The Jeffco school board is halting its practice of holding e-mail discussions to develop agendas, a member told the Columbine Courier following an investigative review of the board’s recent e-mails.

In e-mails sent among board members in December and January, the group discussed its priorities for several upcoming meetings, including the district’s budget. Though Colorado law allows public bodies to send e-mails among colleagues, it does not permit discussion of public business, which could occur when a board member sends a response to such an e-mail to all other members.

School board president Lesley Dahlkemper, who had recently taken office, sent two e-mails to all other members regarding the board’s upcoming schedule. Dahlkemper proposed topics for specific dates, and after asking for feedback, she and the rest of the board received responses from each member.

Items from Dahlkemper’s proposed schedules were then added to the board’s agendas, the most prominent of which was a budget-process discussion on Jan. 5.

Though Dahlkemper said the board’s e-mail discussions were likely in line with the Open Meetings Law, the online meetings took the board into a gray area, a habit she added she would like to avoid.

“In this particular instance I don’t think our e-mail discussion, our finalizing of the agenda, violated the policy-making process,” Dahlkemper said. “I will not make the same mistake in the future, and I will remind board members in the future that there should not be discussions via e-mail. … There are certain areas that may be gray areas, and we want to avoid gray areas.”

Under the state’s sunshine law, which governs public bodies, a meeting is defined as a gathering to discuss public business via any form of communication.

A day before the Jan. 5 meeting, board member Laura Boggs sent a message to Dahlkemper, noting that the decision process to change the agenda amounted a meeting and therefore a breach of the law.

“Making these decisions on e-mail is considered having a board meeting, which is a violation of the sunshine laws,” Boggs stated. “I hope we get better about doing our work in public as the law demands.”

Previously Boggs had also provided feedback, responding to all other board members in e-mails about agendas.

The board normally sets aside time at the end of its business meetings to develop future agendas. However, information released by the state about its economic forecast came between meetings, a factor Dahlkemper said pressed the board to update its agenda for the Jan. 5 meeting.

Regardless, district staff regularly adjust agendas according to input from the individual board members.

If similar e-mail discussions happen to occur in the future, Dahlkemper said, a solution to make the e-mail meeting public would be to post the e-mails online.

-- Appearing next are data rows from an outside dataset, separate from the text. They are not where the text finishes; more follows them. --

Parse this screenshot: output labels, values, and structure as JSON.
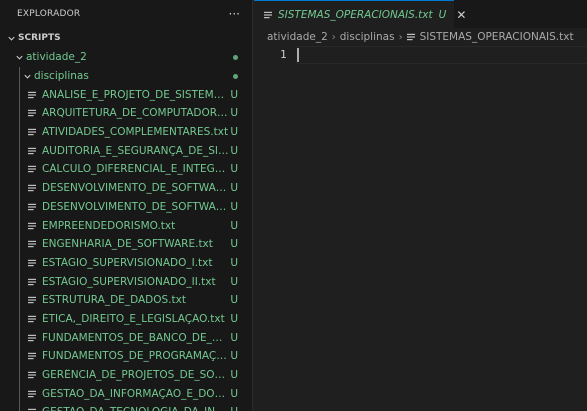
{
  "explorer": {
    "title": "EXPLORADOR",
    "more_actions": "···",
    "section": "SCRIPTS",
    "folders": [
      {
        "label": "atividade_2"
      },
      {
        "label": "disciplinas"
      }
    ],
    "files": [
      {
        "name": "ANÁLISE_E_PROJETO_DE_SISTEMAS.txt",
        "status": "U"
      },
      {
        "name": "ARQUITETURA_DE_COMPUTADORES....",
        "status": "U"
      },
      {
        "name": "ATIVIDADES_COMPLEMENTARES.txt",
        "status": "U"
      },
      {
        "name": "AUDITORIA_E_SEGURANÇA_DE_SISTE...",
        "status": "U"
      },
      {
        "name": "CÁLCULO_DIFERENCIAL_E_INTEGRAL...",
        "status": "U"
      },
      {
        "name": "DESENVOLVIMENTO_DE_SOFTWARE_...",
        "status": "U"
      },
      {
        "name": "DESENVOLVIMENTO_DE_SOFTWARE_...",
        "status": "U"
      },
      {
        "name": "EMPREENDEDORISMO.txt",
        "status": "U"
      },
      {
        "name": "ENGENHARIA_DE_SOFTWARE.txt",
        "status": "U"
      },
      {
        "name": "ESTÁGIO_SUPERVISIONADO_I.txt",
        "status": "U"
      },
      {
        "name": "ESTÁGIO_SUPERVISIONADO_II.txt",
        "status": "U"
      },
      {
        "name": "ESTRUTURA_DE_DADOS.txt",
        "status": "U"
      },
      {
        "name": "ÉTICA,_DIREITO_E_LEGISLAÇÃO.txt",
        "status": "U"
      },
      {
        "name": "FUNDAMENTOS_DE_BANCO_DE_DA...",
        "status": "U"
      },
      {
        "name": "FUNDAMENTOS_DE_PROGRAMAÇÃ...",
        "status": "U"
      },
      {
        "name": "GERÊNCIA_DE_PROJETOS_DE_SOFTW...",
        "status": "U"
      },
      {
        "name": "GESTÃO_DA_INFORMAÇÃO_E_DO_C...",
        "status": "U"
      },
      {
        "name": "GESTÃO_DA_TECNOLOGIA_DA_INFO...",
        "status": "U"
      }
    ]
  },
  "editor": {
    "tab": {
      "title": "SISTEMAS_OPERACIONAIS.txt",
      "status": "U",
      "close": "✕"
    },
    "breadcrumb": {
      "part1": "atividade_2",
      "part2": "disciplinas",
      "file": "SISTEMAS_OPERACIONAIS.txt",
      "separator": "›"
    },
    "line_number": "1"
  },
  "colors": {
    "untracked": "#73c991",
    "accent": "#0078d4"
  }
}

“I think we know in the future that we can’t have dialogue back and forth as a board,” she said. “My sense is that we can state information but we can’t engage in conversation.”

 

Contact Emile Hallez at emile@evergreenco.com or 303-933-2233, ext. 22.